Education feature: Dual enrollment program credits students

CNJ staff photo: Liliana Castillo Jarrel Tapper, 17, welds in an agriculture mechanics class at Clovis High School. Tapper, along with 16 of his classmates, is earning three free college credit hours from Eastern New Mexico University.

By Liliana Castillo: CNJ staff writer

Free is good.

But when it’s college credit that’s free, there’s often an added bonus.

Eastern New Mexico University distance education assistant Rebbecca Gossett said students who begin racking up college credit in high school are more likely to go on to college than those who don’t.

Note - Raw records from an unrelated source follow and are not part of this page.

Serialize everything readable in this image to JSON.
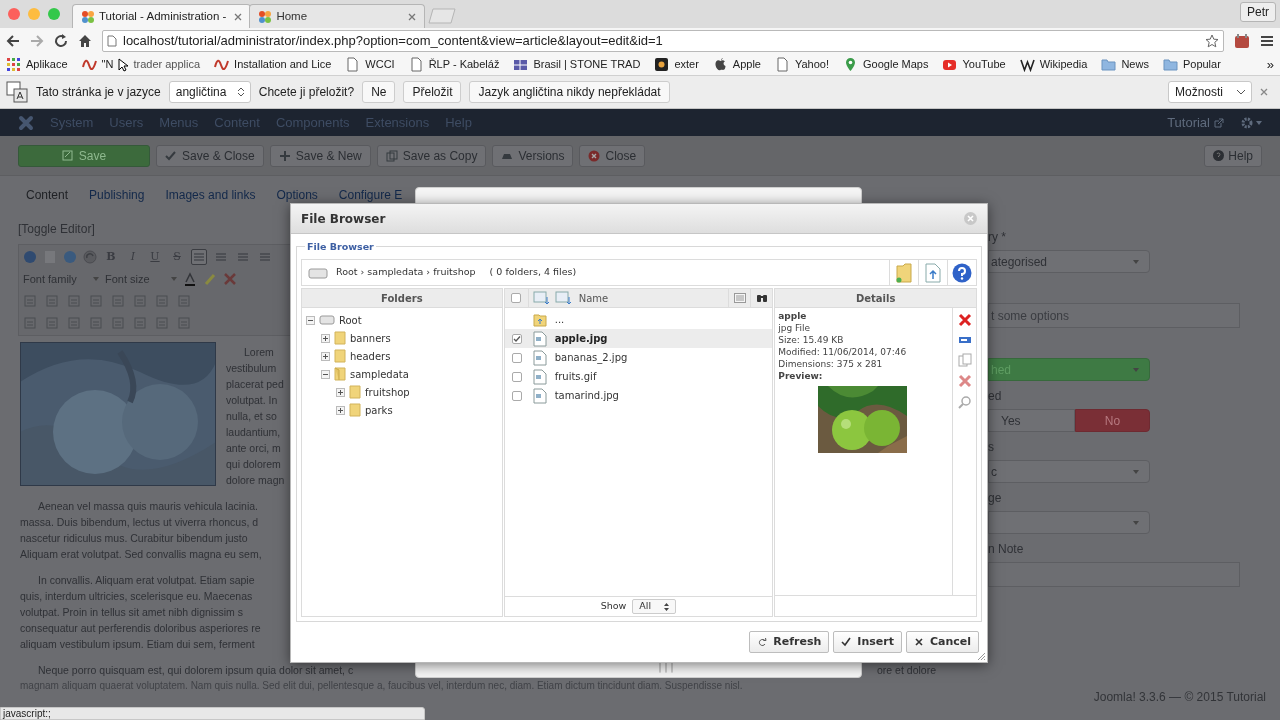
{
  "browser": {
    "tabs": [
      {
        "title": "Tutorial - Administration -",
        "selected": true
      },
      {
        "title": "Home",
        "selected": false
      }
    ],
    "user": "Petr",
    "url": "localhost/tutorial/administrator/index.php?option=com_content&view=article&layout=edit&id=1",
    "bookmarks": [
      {
        "label": "Aplikace",
        "kind": "apps"
      },
      {
        "label": "\"N",
        "label_after": "trader applica",
        "kind": "wave"
      },
      {
        "label": "Installation and Lice",
        "kind": "wave"
      },
      {
        "label": "WCCI",
        "kind": "page"
      },
      {
        "label": "ŘLP - Kabeláž",
        "kind": "page"
      },
      {
        "label": "Brasil | STONE TRAD",
        "kind": "grid"
      },
      {
        "label": "exter",
        "kind": "app"
      },
      {
        "label": "Apple",
        "kind": "apple"
      },
      {
        "label": "Yahoo!",
        "kind": "page"
      },
      {
        "label": "Google Maps",
        "kind": "maps"
      },
      {
        "label": "YouTube",
        "kind": "video"
      },
      {
        "label": "Wikipedia",
        "kind": "wiki"
      },
      {
        "label": "News",
        "kind": "folder"
      },
      {
        "label": "Popular",
        "kind": "folder"
      }
    ],
    "more": "»"
  },
  "translate_bar": {
    "prompt": "Tato stránka je v jazyce",
    "language": "angličtina",
    "question": "Chcete ji přeložit?",
    "buttons": [
      "Ne",
      "Přeložit",
      "Jazyk angličtina nikdy nepřekládat"
    ],
    "options": "Možnosti"
  },
  "joomla": {
    "menu": [
      "System",
      "Users",
      "Menus",
      "Content",
      "Components",
      "Extensions",
      "Help"
    ],
    "site_link": "Tutorial",
    "toolbar": [
      {
        "label": "Save",
        "kind": "save"
      },
      {
        "label": "Save & Close",
        "kind": "check"
      },
      {
        "label": "Save & New",
        "kind": "plus"
      },
      {
        "label": "Save as Copy",
        "kind": "copy"
      },
      {
        "label": "Versions",
        "kind": "versions"
      },
      {
        "label": "Close",
        "kind": "close"
      }
    ],
    "help": "Help",
    "tabs": [
      {
        "label": "Content",
        "selected": true
      },
      {
        "label": "Publishing",
        "selected": false
      },
      {
        "label": "Images and links",
        "selected": false
      },
      {
        "label": "Options",
        "selected": false
      },
      {
        "label": "Configure E",
        "selected": false
      }
    ],
    "editor": {
      "toggle": "[Toggle Editor]",
      "format_buttons": [
        {
          "label": "B",
          "kind": "bold"
        },
        {
          "label": "I",
          "kind": "italic"
        },
        {
          "label": "U",
          "kind": "underline"
        },
        {
          "label": "S",
          "kind": "strike"
        }
      ],
      "align_buttons": [
        {
          "selected": true
        },
        {
          "selected": false
        },
        {
          "selected": false
        },
        {
          "selected": false
        }
      ],
      "font_family": "Font family",
      "font_size": "Font size",
      "image_paragraph": [
        "Lorem",
        "vestibulum",
        "placerat ped",
        "volutpat. In",
        "nulla, et so",
        "laudantium,",
        "ante orci, m",
        "qui dolorem",
        "dolore magn"
      ],
      "paragraphs": [
        [
          "Aenean vel massa quis mauris vehicula lacinia.",
          "massa. Duis bibendum, lectus ut viverra rhoncus, d",
          "nascetur ridiculus mus. Curabitur bibendum justo",
          "Aliquam erat volutpat. Sed convallis magna eu sem,"
        ],
        [
          "In convallis. Aliquam erat volutpat. Etiam sapie",
          "quis, interdum ultricies, scelerisque eu. Maecenas",
          "volutpat. Proin in tellus sit amet nibh dignissim s",
          "consequatur aut perferendis doloribus asperiores re",
          "aliquam vestibulum ipsum. Etiam dui sem, ferment"
        ]
      ],
      "last_paragraph": {
        "left": "Neque porro quisquam est, qui dolorem ipsum quia dolor sit amet, c",
        "right": "ore et dolore",
        "next": "magnam aliquam quaerat voluptatem. Nam quis nulla. Sed elit dui, pellentesque a, faucibus vel, interdum nec, diam. Etiam dictum tincidunt diam. Suspendisse nisl."
      }
    },
    "form": [
      {
        "kind": "label",
        "text": "ry *"
      },
      {
        "kind": "select",
        "text": "ategorised"
      },
      {
        "kind": "gap"
      },
      {
        "kind": "input",
        "text": "t some options"
      },
      {
        "kind": "gap"
      },
      {
        "kind": "status",
        "text": "hed"
      },
      {
        "kind": "label",
        "text": "ed"
      },
      {
        "kind": "toggle",
        "options": [
          {
            "label": "Yes",
            "selected": false
          },
          {
            "label": "No",
            "selected": true
          }
        ]
      },
      {
        "kind": "label",
        "text": "s"
      },
      {
        "kind": "select",
        "text": "c"
      },
      {
        "kind": "label",
        "text": "ge"
      },
      {
        "kind": "select"
      },
      {
        "kind": "label",
        "text": "n Note"
      },
      {
        "kind": "input"
      }
    ],
    "footer": "Joomla! 3.3.6 — © 2015 Tutorial"
  },
  "file_browser": {
    "title": "File Browser",
    "legend": "File Browser",
    "path": "Root › sampledata › fruitshop",
    "summary": "( 0 folders, 4 files)",
    "folders_heading": "Folders",
    "tree": [
      {
        "label": "Root",
        "kind": "drive",
        "expanded": true,
        "children": [
          {
            "label": "banners",
            "expanded": false
          },
          {
            "label": "headers",
            "expanded": false
          },
          {
            "label": "sampledata",
            "expanded": true,
            "children": [
              {
                "label": "fruitshop",
                "expanded": false
              },
              {
                "label": "parks",
                "expanded": false
              }
            ]
          }
        ]
      }
    ],
    "all_checked": false,
    "name_heading": "Name",
    "files": [
      {
        "kind": "parent",
        "name": "...",
        "selected": false
      },
      {
        "kind": "file",
        "name": "apple.jpg",
        "checked": true,
        "selected": true
      },
      {
        "kind": "file",
        "name": "bananas_2.jpg",
        "checked": false,
        "selected": false
      },
      {
        "kind": "file",
        "name": "fruits.gif",
        "checked": false,
        "selected": false
      },
      {
        "kind": "file",
        "name": "tamarind.jpg",
        "checked": false,
        "selected": false
      }
    ],
    "show_label": "Show",
    "show_value": "All",
    "details_heading": "Details",
    "details": {
      "name": "apple",
      "type": "jpg File",
      "lines": [
        "Size: 15.49 KB",
        "Modified: 11/06/2014, 07:46",
        "Dimensions: 375 x 281"
      ],
      "preview_label": "Preview:"
    },
    "buttons": [
      {
        "label": "Refresh",
        "kind": "refresh"
      },
      {
        "label": "Insert",
        "kind": "insert"
      },
      {
        "label": "Cancel",
        "kind": "cancel"
      }
    ]
  },
  "status_bar": "javascript:;"
}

And that’s why the university is now offering students free college credit in a partnership with local high schools.

ENMU has entered into a dual-enrollment agreement with 39 schools and school systems in the state. The state-mandated program allows students college credit for approved classes taught at their high school.

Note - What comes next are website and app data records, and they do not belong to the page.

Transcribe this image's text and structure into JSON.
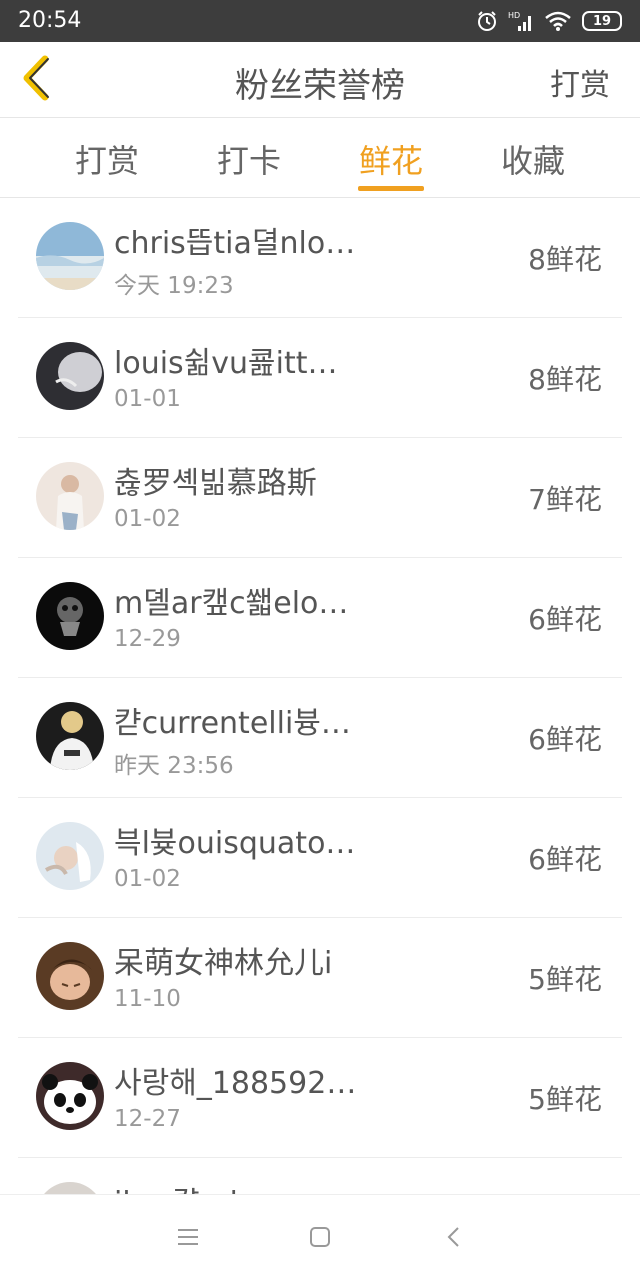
{
  "status_bar": {
    "time": "20:54",
    "battery": "19",
    "icons": [
      "alarm-icon",
      "signal-icon",
      "wifi-icon",
      "battery-icon"
    ]
  },
  "header": {
    "title": "粉丝荣誉榜",
    "action": "打赏",
    "back_icon": "chevron-left-icon"
  },
  "tabs": [
    {
      "label": "打赏",
      "active": false
    },
    {
      "label": "打卡",
      "active": false
    },
    {
      "label": "鲜花",
      "active": true
    },
    {
      "label": "收藏",
      "active": false
    }
  ],
  "colors": {
    "accent": "#f0a020",
    "status_bar": "#3d3d3d",
    "text": "#555555",
    "subtext": "#999999"
  },
  "list": [
    {
      "name": "chris뜹tia뎔nlo…",
      "time": "今天 19:23",
      "count": "8鲜花"
    },
    {
      "name": "louis쉶vu쿒itt…",
      "time": "01-01",
      "count": "8鲜花"
    },
    {
      "name": "츊罗셱빎慕路斯",
      "time": "01-02",
      "count": "7鲜花"
    },
    {
      "name": "m뎰ar캪c쐛elo…",
      "time": "12-29",
      "count": "6鲜花"
    },
    {
      "name": "캳currentelli븅…",
      "time": "昨天 23:56",
      "count": "6鲜花"
    },
    {
      "name": "븍l븆ouisquato…",
      "time": "01-02",
      "count": "6鲜花"
    },
    {
      "name": "呆萌女神林允儿i",
      "time": "11-10",
      "count": "5鲜花"
    },
    {
      "name": "사랑해_188592…",
      "time": "12-27",
      "count": "5鲜花"
    },
    {
      "name": "ibra캵nd",
      "time": "",
      "count": ""
    }
  ],
  "nav_bar": {
    "icons": [
      "menu-icon",
      "home-icon",
      "back-icon"
    ]
  }
}
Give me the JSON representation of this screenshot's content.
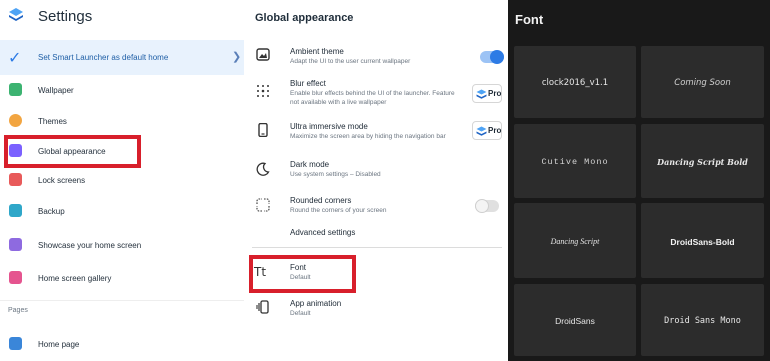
{
  "colors": {
    "accent": "#2d7be5",
    "highlight_box": "#d81f2b",
    "font_bg": "#191919",
    "font_tile": "#2c2c2c"
  },
  "settings": {
    "title": "Settings",
    "promo": {
      "label": "Set Smart Launcher as default home",
      "icon": "check-icon"
    },
    "items": [
      {
        "label": "Wallpaper",
        "icon": "wallpaper-icon",
        "color": "#3cb371"
      },
      {
        "label": "Themes",
        "icon": "themes-icon",
        "color": "#f2a541"
      },
      {
        "label": "Global appearance",
        "icon": "global-appearance-icon",
        "color": "#7b61ff"
      },
      {
        "label": "Lock screens",
        "icon": "lock-icon",
        "color": "#e85a5a"
      },
      {
        "label": "Backup",
        "icon": "backup-icon",
        "color": "#2fa7c9"
      },
      {
        "label": "Showcase your home screen",
        "icon": "showcase-icon",
        "color": "#8e6ae0"
      },
      {
        "label": "Home screen gallery",
        "icon": "gallery-icon",
        "color": "#e5548f"
      }
    ],
    "section_pages": "Pages",
    "page_items": [
      {
        "label": "Home page",
        "icon": "home-icon",
        "color": "#3a86d9"
      }
    ]
  },
  "global": {
    "title": "Global appearance",
    "items": [
      {
        "title": "Ambient theme",
        "desc": "Adapt the UI to the user current wallpaper",
        "icon": "ambient-theme-icon",
        "toggle": "on"
      },
      {
        "title": "Blur effect",
        "desc": "Enable blur effects behind the UI of the launcher. Feature not available with a live wallpaper",
        "icon": "blur-icon",
        "badge": "Pro"
      },
      {
        "title": "Ultra immersive mode",
        "desc": "Maximize the screen area by hiding the navigation bar",
        "icon": "phone-icon",
        "badge": "Pro"
      },
      {
        "title": "Dark mode",
        "desc": "Use system settings – Disabled",
        "icon": "moon-icon"
      },
      {
        "title": "Rounded corners",
        "desc": "Round the corners of your screen",
        "icon": "rounded-corners-icon",
        "toggle": "off"
      }
    ],
    "advanced": "Advanced settings",
    "font": {
      "title": "Font",
      "desc": "Default",
      "icon": "text-size-icon"
    },
    "animation": {
      "title": "App animation",
      "desc": "Default",
      "icon": "animation-icon"
    }
  },
  "font_picker": {
    "title": "Font",
    "fonts": [
      "clock2016_v1.1",
      "Coming Soon",
      "Cutive Mono",
      "Dancing Script Bold",
      "Dancing Script",
      "DroidSans-Bold",
      "DroidSans",
      "Droid Sans Mono"
    ]
  }
}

The program also offers free dual-credit for on-line, ENMU campus and video conferencing courses. ENMU and Clovis High School have operated under the agreement for two years.

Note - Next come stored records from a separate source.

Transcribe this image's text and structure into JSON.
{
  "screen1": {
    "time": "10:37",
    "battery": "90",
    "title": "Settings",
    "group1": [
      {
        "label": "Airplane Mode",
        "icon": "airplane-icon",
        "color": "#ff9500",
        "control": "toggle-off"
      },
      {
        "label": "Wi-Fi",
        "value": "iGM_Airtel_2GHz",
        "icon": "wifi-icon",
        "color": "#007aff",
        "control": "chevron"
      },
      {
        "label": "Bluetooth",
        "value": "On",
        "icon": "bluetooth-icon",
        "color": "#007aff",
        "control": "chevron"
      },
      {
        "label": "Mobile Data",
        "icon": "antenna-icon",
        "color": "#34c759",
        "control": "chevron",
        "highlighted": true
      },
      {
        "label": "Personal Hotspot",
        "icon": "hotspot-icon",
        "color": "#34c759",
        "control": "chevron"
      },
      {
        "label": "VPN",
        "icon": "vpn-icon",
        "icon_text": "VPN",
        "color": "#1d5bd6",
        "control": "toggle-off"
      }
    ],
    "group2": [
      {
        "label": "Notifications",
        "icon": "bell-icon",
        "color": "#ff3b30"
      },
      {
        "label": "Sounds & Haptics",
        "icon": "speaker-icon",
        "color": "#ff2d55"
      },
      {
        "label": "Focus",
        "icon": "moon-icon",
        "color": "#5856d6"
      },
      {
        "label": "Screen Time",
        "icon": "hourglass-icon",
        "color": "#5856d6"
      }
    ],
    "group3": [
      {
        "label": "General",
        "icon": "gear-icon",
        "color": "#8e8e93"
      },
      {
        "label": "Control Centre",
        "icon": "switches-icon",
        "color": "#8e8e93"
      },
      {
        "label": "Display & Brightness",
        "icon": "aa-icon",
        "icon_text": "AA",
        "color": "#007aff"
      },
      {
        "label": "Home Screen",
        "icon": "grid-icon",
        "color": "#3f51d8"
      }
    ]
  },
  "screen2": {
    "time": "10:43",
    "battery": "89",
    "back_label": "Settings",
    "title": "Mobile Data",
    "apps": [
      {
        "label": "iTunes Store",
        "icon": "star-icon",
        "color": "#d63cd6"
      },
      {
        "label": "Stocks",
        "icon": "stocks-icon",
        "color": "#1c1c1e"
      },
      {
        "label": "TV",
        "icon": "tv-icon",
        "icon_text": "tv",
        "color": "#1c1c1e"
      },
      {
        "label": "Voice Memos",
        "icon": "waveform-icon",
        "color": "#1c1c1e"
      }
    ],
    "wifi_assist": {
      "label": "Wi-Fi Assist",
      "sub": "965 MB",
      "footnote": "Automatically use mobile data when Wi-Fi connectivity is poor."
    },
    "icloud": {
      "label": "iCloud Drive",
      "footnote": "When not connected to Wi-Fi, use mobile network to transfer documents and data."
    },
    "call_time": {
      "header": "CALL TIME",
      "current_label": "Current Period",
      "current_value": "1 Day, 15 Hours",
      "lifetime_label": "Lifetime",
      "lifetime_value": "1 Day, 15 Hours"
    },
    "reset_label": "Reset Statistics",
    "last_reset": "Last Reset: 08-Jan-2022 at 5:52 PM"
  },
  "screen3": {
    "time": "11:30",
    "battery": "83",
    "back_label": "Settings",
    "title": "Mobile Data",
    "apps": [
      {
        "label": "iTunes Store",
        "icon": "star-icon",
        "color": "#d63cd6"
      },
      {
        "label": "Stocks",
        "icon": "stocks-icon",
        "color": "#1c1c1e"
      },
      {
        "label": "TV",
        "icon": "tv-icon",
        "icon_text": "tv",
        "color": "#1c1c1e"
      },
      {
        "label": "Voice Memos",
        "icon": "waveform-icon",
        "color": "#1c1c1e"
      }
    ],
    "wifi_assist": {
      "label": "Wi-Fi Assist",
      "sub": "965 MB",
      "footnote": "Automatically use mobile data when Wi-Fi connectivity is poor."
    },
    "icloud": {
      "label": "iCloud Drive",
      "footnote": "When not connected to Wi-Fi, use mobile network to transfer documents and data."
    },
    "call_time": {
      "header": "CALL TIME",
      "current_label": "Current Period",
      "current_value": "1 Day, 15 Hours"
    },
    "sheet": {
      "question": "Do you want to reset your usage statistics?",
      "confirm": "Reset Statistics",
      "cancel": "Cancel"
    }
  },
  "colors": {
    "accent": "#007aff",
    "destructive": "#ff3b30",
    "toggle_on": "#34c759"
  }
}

“This a great advantage for high school students. They’ll be ahead when they graduate. They can take as many dual-credit courses as their counselor will allow, meaning they could start college a whole semester ahead,” Gossett said.

Though the free courses are all introductory classes, ENMU talked to each school about what classes they were interested in offering their students.

“Agriculture classes (were) a big initiative for Eastern,” Gossett said. “We went out into the schools and asked the ag teachers if they were interested in teaching sets of four classes we wanted students to have.”

The courses taught in high school, using ENMU approved cirriculum, range from music theory to beginning acting to ag mechanics.

Clovis ag teacher Edwin Ford said he has 17 students in his third ag mechanics class who are working towards three free college credit hours this semester.

“We’re real happy with Eastern for setting this up,” he said. “I think there’s a big push state-wide and nationally to help kids get a foot in the door at college.”

Ford said the course is an all-around metal shop class and the students work on large projects such as a tractor-pulled scraper.

“It helps a kid to have something to start with and it might even help them go on and get in school and finish a degree,” he said.

One of Ford’s students, Michael Garza, said he’s made plans for after high school. Garza is enlisted in the Army. But he knows he’ll want to go to college after serving his time.

“It’s a head start when I do go to college after the Army,” the senior said.

Garza, 18, said he hopes to study engineering and the math used in the ag mechanics class will help him in his future career.

Clovis Community College has offered a similar program for several years.